One of the functioning screens was located above Sam’s' bed and served as his entertainment suite so he could lie in bed and watch TV. I'm pretty sure none of this is readable on-screen, but here's the graphic that features in the sleeping area showing some of the entertainment options available to him.
I imagine there's a few things you'll recognize in there which I put in as a homage to a selection of things you'll find on my DVD shelf at home (apart from the Flintstones - that was referencing a piece of licensed footage we had available). Just for the record this list features two of the best and most under-rated comedy shows from British Television in the last ten years and both of these feature a Moon cast member. Fifteen Storeys High stars Benedict Wong and Snuff Box stars Matt Berry who collectively feature in Moon as Thompson and Overmeyers. If you haven't seen either of these two shows I'd advise going out right now and buying them on DVD, I promise you won't be disappointed. Here's a bit of Matt showing how to treat a woman properly in Snuff Box;
...and here's a bit of the amazing Benedict Wong as Errol in 15 Storeys;
I had to put "Look around you" on there too as it's one of the best observed and most original comedy shows I've seen in ages and if I was getting shot into space I'd definitely make sure I had both seasons on DVD in my bag. The Judge Dredd reference is to a future version of the film that it always seemed inevitable they would make and now (huge surprise), it's in production so it's sort of like a joke that's ended up coming true. The weird thing is that we had meetings with them at one point and more recently Duncan was offered the script but turned it down. The original Dredd movie was like watching a car crash in slow motion, so this is really just a shout out to all the old-school 2000AD fans out there. Put your hands up!

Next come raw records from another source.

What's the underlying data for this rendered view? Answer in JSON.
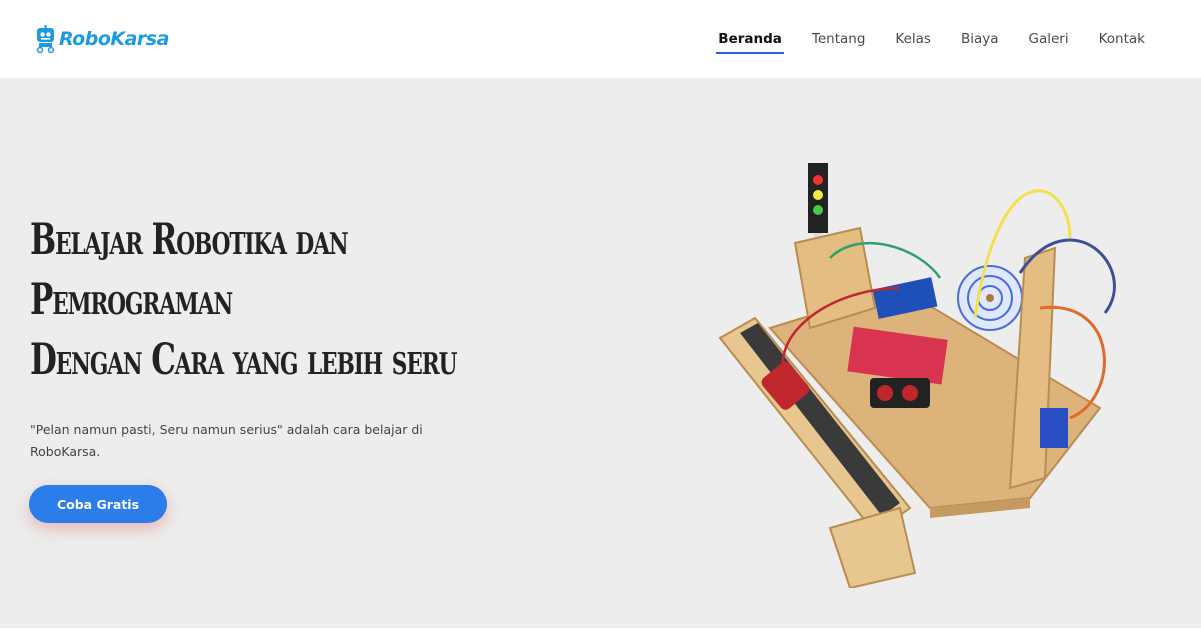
{
  "brand": {
    "name": "RoboKarsa"
  },
  "nav": {
    "items": [
      {
        "label": "Beranda",
        "active": true
      },
      {
        "label": "Tentang",
        "active": false
      },
      {
        "label": "Kelas",
        "active": false
      },
      {
        "label": "Biaya",
        "active": false
      },
      {
        "label": "Galeri",
        "active": false
      },
      {
        "label": "Kontak",
        "active": false
      }
    ]
  },
  "hero": {
    "headline_lines": [
      "Belajar Robotika dan",
      "Pemrograman",
      "Dengan Cara yang lebih seru"
    ],
    "tagline": "\"Pelan namun pasti, Seru namun serius\" adalah cara belajar di RoboKarsa.",
    "cta_label": "Coba Gratis"
  },
  "colors": {
    "accent": "#2b7de9",
    "brand": "#1e9be0",
    "hero_bg": "#ededed"
  }
}
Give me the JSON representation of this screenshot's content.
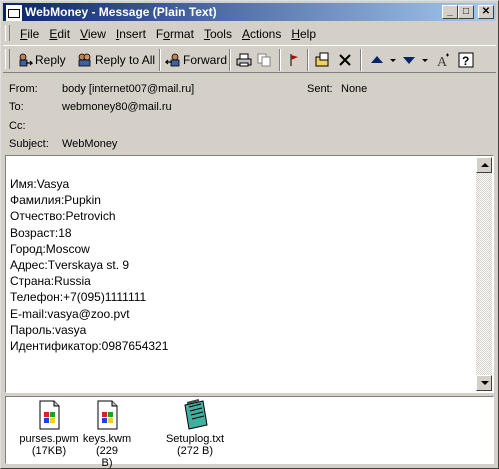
{
  "window": {
    "title": "WebMoney - Message (Plain Text)"
  },
  "menu": [
    "File",
    "Edit",
    "View",
    "Insert",
    "Format",
    "Tools",
    "Actions",
    "Help"
  ],
  "menu_underline": [
    "F",
    "E",
    "V",
    "I",
    "o",
    "T",
    "A",
    "H"
  ],
  "toolbar": {
    "reply": "Reply",
    "reply_all": "Reply to All",
    "forward": "Forward"
  },
  "headers": {
    "from_label": "From:",
    "from_value": "body [internet007@mail.ru]",
    "sent_label": "Sent:",
    "sent_value": "None",
    "to_label": "To:",
    "to_value": "webmoney80@mail.ru",
    "cc_label": "Cc:",
    "cc_value": "",
    "subject_label": "Subject:",
    "subject_value": "WebMoney"
  },
  "body_lines": [
    "Имя:Vasya",
    "Фамилия:Pupkin",
    "Отчество:Petrovich",
    "Возраст:18",
    "Город:Moscow",
    "Адрес:Tverskaya st. 9",
    "Страна:Russia",
    "Телефон:+7(095)1111111",
    "E-mail:vasya@zoo.pvt",
    "Пароль:vasya",
    "Идентификатор:0987654321"
  ],
  "attachments": [
    {
      "name": "purses.pwm",
      "size": "(17KB)",
      "icon": "windows-file-icon"
    },
    {
      "name": "keys.kwm (229",
      "size": "B)",
      "icon": "windows-file-icon"
    },
    {
      "name": "Setuplog.txt",
      "size": "(272 B)",
      "icon": "notepad-icon"
    }
  ]
}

The other references in there are related to friends of mine and Duncans and a severe beating issued to a trivia machine on a night out in the Phoenix Bar with Mr Stockton, McEvoy and Mr Jones. The trivia machine was cheating and eating all our money and not letting us answer questions we knew the answers to. This is a picture that Julian Stockton took of us just as we were starting to suspect the machine was mocking us. Dodgy touch-screens are not good in a pub when money is at stake as the four of us make a formidable entertainment trivia team and so we administered our own swift brand of justice. Street style. That machine's gone now. Goodbye forever!
Ed and Aaron, if you're reading this, sorry to put you guys in porno films. Actually I'm not sorry; you'd have done the same thing to me.
LUNAR INDUSTRIES HOPE YOU ENJOY YOUR ENTERTAINMENT CHOICE